--- Source information ---

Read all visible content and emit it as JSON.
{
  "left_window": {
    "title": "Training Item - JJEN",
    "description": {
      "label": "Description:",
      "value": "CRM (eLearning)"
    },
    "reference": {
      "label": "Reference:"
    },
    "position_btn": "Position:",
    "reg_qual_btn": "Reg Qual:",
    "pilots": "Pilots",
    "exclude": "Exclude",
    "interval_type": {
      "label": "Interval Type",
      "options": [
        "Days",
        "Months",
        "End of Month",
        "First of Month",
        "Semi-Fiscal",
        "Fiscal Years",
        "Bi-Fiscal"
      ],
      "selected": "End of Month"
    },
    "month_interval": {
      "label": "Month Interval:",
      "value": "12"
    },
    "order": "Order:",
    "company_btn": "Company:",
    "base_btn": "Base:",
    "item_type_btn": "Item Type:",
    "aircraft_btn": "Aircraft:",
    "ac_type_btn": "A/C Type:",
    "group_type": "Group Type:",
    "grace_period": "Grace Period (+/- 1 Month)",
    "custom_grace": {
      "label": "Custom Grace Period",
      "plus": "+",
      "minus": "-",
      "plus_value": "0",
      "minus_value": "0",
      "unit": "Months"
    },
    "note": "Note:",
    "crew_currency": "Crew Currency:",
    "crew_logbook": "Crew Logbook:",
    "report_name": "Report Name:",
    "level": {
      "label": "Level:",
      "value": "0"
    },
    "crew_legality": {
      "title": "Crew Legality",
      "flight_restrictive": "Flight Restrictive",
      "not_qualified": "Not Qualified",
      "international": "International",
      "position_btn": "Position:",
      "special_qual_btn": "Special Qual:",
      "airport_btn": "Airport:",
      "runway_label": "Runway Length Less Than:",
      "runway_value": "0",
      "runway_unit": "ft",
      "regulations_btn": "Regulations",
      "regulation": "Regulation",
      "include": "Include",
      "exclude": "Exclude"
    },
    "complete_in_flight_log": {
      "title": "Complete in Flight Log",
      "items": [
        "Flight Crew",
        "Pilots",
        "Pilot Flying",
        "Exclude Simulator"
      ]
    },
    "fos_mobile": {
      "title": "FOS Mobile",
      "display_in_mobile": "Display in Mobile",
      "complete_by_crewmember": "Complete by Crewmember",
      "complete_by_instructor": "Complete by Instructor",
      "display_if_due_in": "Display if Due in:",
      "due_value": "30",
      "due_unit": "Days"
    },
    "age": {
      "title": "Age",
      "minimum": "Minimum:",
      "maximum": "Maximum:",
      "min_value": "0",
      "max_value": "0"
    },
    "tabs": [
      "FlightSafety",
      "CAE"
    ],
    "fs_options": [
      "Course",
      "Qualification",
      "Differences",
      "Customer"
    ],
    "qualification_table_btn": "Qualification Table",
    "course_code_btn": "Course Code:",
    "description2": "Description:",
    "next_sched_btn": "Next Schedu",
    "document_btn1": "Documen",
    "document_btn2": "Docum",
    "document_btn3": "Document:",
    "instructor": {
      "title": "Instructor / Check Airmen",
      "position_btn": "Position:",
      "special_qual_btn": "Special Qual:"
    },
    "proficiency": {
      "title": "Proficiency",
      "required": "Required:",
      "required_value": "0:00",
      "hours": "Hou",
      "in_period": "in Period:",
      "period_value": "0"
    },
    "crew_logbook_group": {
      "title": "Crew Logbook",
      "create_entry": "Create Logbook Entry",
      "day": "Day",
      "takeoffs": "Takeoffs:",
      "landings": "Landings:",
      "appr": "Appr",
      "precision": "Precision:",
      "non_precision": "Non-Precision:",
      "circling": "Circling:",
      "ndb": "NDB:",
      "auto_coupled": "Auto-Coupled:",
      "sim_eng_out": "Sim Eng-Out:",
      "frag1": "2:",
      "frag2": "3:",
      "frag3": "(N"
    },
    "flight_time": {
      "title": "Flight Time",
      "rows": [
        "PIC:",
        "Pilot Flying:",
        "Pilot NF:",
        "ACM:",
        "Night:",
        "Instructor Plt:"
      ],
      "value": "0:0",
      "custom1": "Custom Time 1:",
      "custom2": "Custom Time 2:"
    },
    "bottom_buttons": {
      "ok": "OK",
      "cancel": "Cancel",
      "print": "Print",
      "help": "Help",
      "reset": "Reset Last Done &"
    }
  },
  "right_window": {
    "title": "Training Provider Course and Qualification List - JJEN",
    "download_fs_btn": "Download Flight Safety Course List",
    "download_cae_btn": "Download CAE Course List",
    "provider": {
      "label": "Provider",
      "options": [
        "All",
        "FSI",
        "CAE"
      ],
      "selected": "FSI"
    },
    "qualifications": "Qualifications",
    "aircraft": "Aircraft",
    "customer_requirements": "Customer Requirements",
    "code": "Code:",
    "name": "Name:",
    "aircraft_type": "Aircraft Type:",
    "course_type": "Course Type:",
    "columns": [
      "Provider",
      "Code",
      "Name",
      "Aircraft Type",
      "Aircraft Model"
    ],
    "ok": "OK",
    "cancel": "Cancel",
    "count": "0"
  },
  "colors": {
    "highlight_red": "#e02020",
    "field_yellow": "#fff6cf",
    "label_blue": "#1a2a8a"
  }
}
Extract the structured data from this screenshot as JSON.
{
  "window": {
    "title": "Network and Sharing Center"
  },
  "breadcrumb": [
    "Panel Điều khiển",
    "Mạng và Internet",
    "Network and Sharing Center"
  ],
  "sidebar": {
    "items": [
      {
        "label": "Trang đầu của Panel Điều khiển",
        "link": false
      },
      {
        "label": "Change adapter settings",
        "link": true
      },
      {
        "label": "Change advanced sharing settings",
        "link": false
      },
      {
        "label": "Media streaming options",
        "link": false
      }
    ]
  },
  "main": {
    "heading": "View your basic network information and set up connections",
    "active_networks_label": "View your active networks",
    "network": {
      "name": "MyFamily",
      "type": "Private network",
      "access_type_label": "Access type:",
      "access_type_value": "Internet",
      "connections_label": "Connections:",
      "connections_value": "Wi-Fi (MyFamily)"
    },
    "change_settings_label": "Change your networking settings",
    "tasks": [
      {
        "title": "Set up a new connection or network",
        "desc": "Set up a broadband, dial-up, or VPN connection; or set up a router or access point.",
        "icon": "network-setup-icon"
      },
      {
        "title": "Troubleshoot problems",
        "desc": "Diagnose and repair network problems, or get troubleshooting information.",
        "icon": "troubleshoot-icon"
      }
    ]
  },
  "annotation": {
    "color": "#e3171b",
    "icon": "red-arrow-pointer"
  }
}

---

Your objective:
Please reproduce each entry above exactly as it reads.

Task solution:
Read all visible content and emit it as JSON.
{
  "left_window": {
    "title": "Training Item - JJEN",
    "description": {
      "label": "Description:",
      "value": "CRM (eLearning)"
    },
    "reference": {
      "label": "Reference:"
    },
    "position_btn": "Position:",
    "reg_qual_btn": "Reg Qual:",
    "pilots": "Pilots",
    "exclude": "Exclude",
    "interval_type": {
      "label": "Interval Type",
      "options": [
        "Days",
        "Months",
        "End of Month",
        "First of Month",
        "Semi-Fiscal",
        "Fiscal Years",
        "Bi-Fiscal"
      ],
      "selected": "End of Month"
    },
    "month_interval": {
      "label": "Month Interval:",
      "value": "12"
    },
    "order": "Order:",
    "company_btn": "Company:",
    "base_btn": "Base:",
    "item_type_btn": "Item Type:",
    "aircraft_btn": "Aircraft:",
    "ac_type_btn": "A/C Type:",
    "group_type": "Group Type:",
    "grace_period": "Grace Period (+/- 1 Month)",
    "custom_grace": {
      "label": "Custom Grace Period",
      "plus": "+",
      "minus": "-",
      "plus_value": "0",
      "minus_value": "0",
      "unit": "Months"
    },
    "note": "Note:",
    "crew_currency": "Crew Currency:",
    "crew_logbook": "Crew Logbook:",
    "report_name": "Report Name:",
    "level": {
      "label": "Level:",
      "value": "0"
    },
    "crew_legality": {
      "title": "Crew Legality",
      "flight_restrictive": "Flight Restrictive",
      "not_qualified": "Not Qualified",
      "international": "International",
      "position_btn": "Position:",
      "special_qual_btn": "Special Qual:",
      "airport_btn": "Airport:",
      "runway_label": "Runway Length Less Than:",
      "runway_value": "0",
      "runway_unit": "ft",
      "regulations_btn": "Regulations",
      "regulation": "Regulation",
      "include": "Include",
      "exclude": "Exclude"
    },
    "complete_in_flight_log": {
      "title": "Complete in Flight Log",
      "items": [
        "Flight Crew",
        "Pilots",
        "Pilot Flying",
        "Exclude Simulator"
      ]
    },
    "fos_mobile": {
      "title": "FOS Mobile",
      "display_in_mobile": "Display in Mobile",
      "complete_by_crewmember": "Complete by Crewmember",
      "complete_by_instructor": "Complete by Instructor",
      "display_if_due_in": "Display if Due in:",
      "due_value": "30",
      "due_unit": "Days"
    },
    "age": {
      "title": "Age",
      "minimum": "Minimum:",
      "maximum": "Maximum:",
      "min_value": "0",
      "max_value": "0"
    },
    "tabs": [
      "FlightSafety",
      "CAE"
    ],
    "fs_options": [
      "Course",
      "Qualification",
      "Differences",
      "Customer"
    ],
    "qualification_table_btn": "Qualification Table",
    "course_code_btn": "Course Code:",
    "description2": "Description:",
    "next_sched_btn": "Next Schedu",
    "document_btn1": "Documen",
    "document_btn2": "Docum",
    "document_btn3": "Document:",
    "instructor": {
      "title": "Instructor / Check Airmen",
      "position_btn": "Position:",
      "special_qual_btn": "Special Qual:"
    },
    "proficiency": {
      "title": "Proficiency",
      "required": "Required:",
      "required_value": "0:00",
      "hours": "Hou",
      "in_period": "in Period:",
      "period_value": "0"
    },
    "crew_logbook_group": {
      "title": "Crew Logbook",
      "create_entry": "Create Logbook Entry",
      "day": "Day",
      "takeoffs": "Takeoffs:",
      "landings": "Landings:",
      "appr": "Appr",
      "precision": "Precision:",
      "non_precision": "Non-Precision:",
      "circling": "Circling:",
      "ndb": "NDB:",
      "auto_coupled": "Auto-Coupled:",
      "sim_eng_out": "Sim Eng-Out:",
      "frag1": "2:",
      "frag2": "3:",
      "frag3": "(N"
    },
    "flight_time": {
      "title": "Flight Time",
      "rows": [
        "PIC:",
        "Pilot Flying:",
        "Pilot NF:",
        "ACM:",
        "Night:",
        "Instructor Plt:"
      ],
      "value": "0:0",
      "custom1": "Custom Time 1:",
      "custom2": "Custom Time 2:"
    },
    "bottom_buttons": {
      "ok": "OK",
      "cancel": "Cancel",
      "print": "Print",
      "help": "Help",
      "reset": "Reset Last Done &"
    }
  },
  "right_window": {
    "title": "Training Provider Course and Qualification List - JJEN",
    "download_fs_btn": "Download Flight Safety Course List",
    "download_cae_btn": "Download CAE Course List",
    "provider": {
      "label": "Provider",
      "options": [
        "All",
        "FSI",
        "CAE"
      ],
      "selected": "FSI"
    },
    "qualifications": "Qualifications",
    "aircraft": "Aircraft",
    "customer_requirements": "Customer Requirements",
    "code": "Code:",
    "name": "Name:",
    "aircraft_type": "Aircraft Type:",
    "course_type": "Course Type:",
    "columns": [
      "Provider",
      "Code",
      "Name",
      "Aircraft Type",
      "Aircraft Model"
    ],
    "ok": "OK",
    "cancel": "Cancel",
    "count": "0"
  },
  "colors": {
    "highlight_red": "#e02020",
    "field_yellow": "#fff6cf",
    "label_blue": "#1a2a8a"
  }
}
Extract the structured data from this screenshot as JSON.
{
  "window": {
    "title": "Network and Sharing Center"
  },
  "breadcrumb": [
    "Panel Điều khiển",
    "Mạng và Internet",
    "Network and Sharing Center"
  ],
  "sidebar": {
    "items": [
      {
        "label": "Trang đầu của Panel Điều khiển",
        "link": false
      },
      {
        "label": "Change adapter settings",
        "link": true
      },
      {
        "label": "Change advanced sharing settings",
        "link": false
      },
      {
        "label": "Media streaming options",
        "link": false
      }
    ]
  },
  "main": {
    "heading": "View your basic network information and set up connections",
    "active_networks_label": "View your active networks",
    "network": {
      "name": "MyFamily",
      "type": "Private network",
      "access_type_label": "Access type:",
      "access_type_value": "Internet",
      "connections_label": "Connections:",
      "connections_value": "Wi-Fi (MyFamily)"
    },
    "change_settings_label": "Change your networking settings",
    "tasks": [
      {
        "title": "Set up a new connection or network",
        "desc": "Set up a broadband, dial-up, or VPN connection; or set up a router or access point.",
        "icon": "network-setup-icon"
      },
      {
        "title": "Troubleshoot problems",
        "desc": "Diagnose and repair network problems, or get troubleshooting information.",
        "icon": "troubleshoot-icon"
      }
    ]
  },
  "annotation": {
    "color": "#e3171b",
    "icon": "red-arrow-pointer"
  }
}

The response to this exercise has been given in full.